Published: 22nd June 2020
Teachers not trained to conduct open book exams: Why professors, students are dead set against online exams in India
DUTA members said that SC, ST, OBC students could be worst affected by the decision to conduct open book exams
The All India Students’ Association invited several teachers, students and student leaders to further the conversation on online classes and the digital divide that it has created among various sections of society. The Delhi University Teachers’ Association has been campaigning against the University’s decision to hold Open Book Exams and online classes. After the High Court turned down their petition, the DUTA wrote to Principals of the DU colleges to refrain from holding the exams. The DUTA has, however, continued to speak up on the digital divide and the impact of holding the exams especially on SC,ST and OBC students.
Sathish Deshpande, a member of the DUTA said that he is unable to understand why the government took so long to even decide on the course of action, when the solution was so plain and simple. “It is the easiest decision to take in a situation like this. There is a reason why an UG course was divided into six semesters, it was to lessen the burden on students. So if a student misses a final exam or a semester exam, what happens? The average of the previous semesters is taken. Now, what is the difference? Did the sky fall down? So I can’t understand how a decision that is so simple to take was debated for so long and when the authorities did finally come out with a decision, they went in the opposite direction entirely. They’ve not given a single reason as to why they think this exam needs to be conducted,” he said.
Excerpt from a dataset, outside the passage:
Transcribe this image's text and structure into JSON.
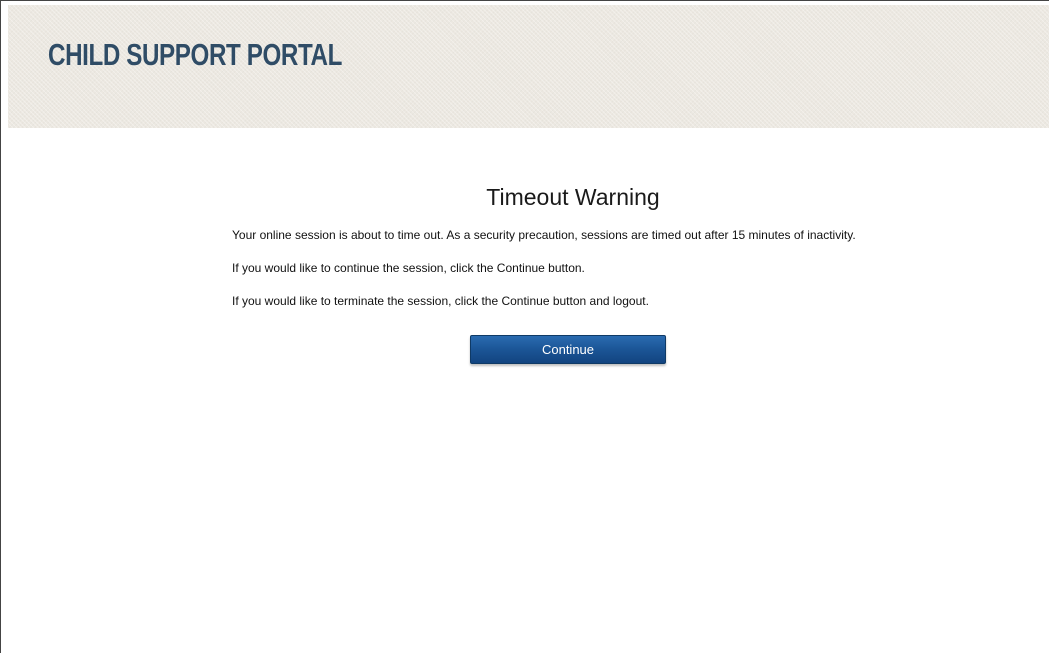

Calling the decision an invitation for commercial enterprises to flourish, Deshpande said that no one is against online classes, “Both teachers and students are learning and fighting it out but we are not at a stage that we can say this is only our future or claim that we are ready to adapt to it. There’s nothing wrong in online classes but we are not in a stage where we can hold exams. Only commercial enterprises are going to benefit from this, this is not just happening in India but throughout the world, this is an opportunity for them to make money,” he believes.
Nandita Narain, another member of DUTA said she fully agreed with Deshpande, “A professor from AMU who wrote to the VC criticising online exams was issued a show-cause notice for doing so. This is our job, it is our job to highlight the shortcomings of online education and bring to the forefront the fact that students don’t have uniform access.” She pointed out that even teachers are struggling to access online classes because many have gone back to their hometowns. “Many teachers themselves are not trained in holding open book exams. We don’t have experience or expertise. And by handing over the responsibility of setting the paper and evaluation to someone else, we lose out on the credibility of the process. Companies are saying 'Give us the money and we will solve the problem for you', but who can guarantee that cheating won’t take place? When students are under such tremendous stress and we have seen suicides already for the same reasons, what is the need to hold classes or exams? When they can cancel school board exams, why not college semester exams?” she asks.
“It really makes one wonder, where the college authorities are facing so much pressure from? That they feel so compelled to hold these exams. I will confess, I, myself, have no idea how to conduct these exams,” N Sukumar, a DU professor said. The professor is also in-charge of handing SC, ST student issues for the Political Science Department and has been urging the HOD to take cognisance of the fact that minority students would be the worst affected by the decision. “Not a single statutory meeting has been held so far to discuss the issue. Students are the centre of education, without students, Universities will have to shut down. So how can we not take their problems into consideration?” he questioned.
“I’m ashamed that the authorities are not bothered about SC, ST and OBC students. They can't even afford data, forget laptops or smartphones. I come from a Dalit background, I know what my house looked like. Most students will be living in one room houses and their entire family will occupy that one room, how can you expect them to give an exam in their environment? When I raised this issue people said, why are you doing activism. But these are our students, why are we not standing by them? Where are their humanistic values?” the professor asked. He also pointed out the Muslim students who had suffered in the North East Delhi violence and questioned how they would be able to access resources?
“This is a very reasonable demand. This is not activism,” he stated.
Another differently-abled student from Delhi University also pointed out how students without scribes will be unable to attempt any exams, “Also we've left our audio books and other resources back on campus. Our universities itself are not disabled- friendly, so how can we even say online exams are?” Female students on the panel also pointed how many female students will face discrimination in their own homes and won’t be able to access the internet, “A lot of women will be asked to do household chores and won’t be allowed access. If there is a male and female student in the house, then who will be given preference? These are all factors that must be taken into consideration,” a member of Pinjra Tod said.
Another student, hailing from remote village said that he was only able to attend this webinar because he was in Delhi, “If I was in my village I would have had to sit on my roof to get network, or I’ll have to walk all over the village trying to get even one or two bars on my phone. In this situation, how do they expect that we can write exams?”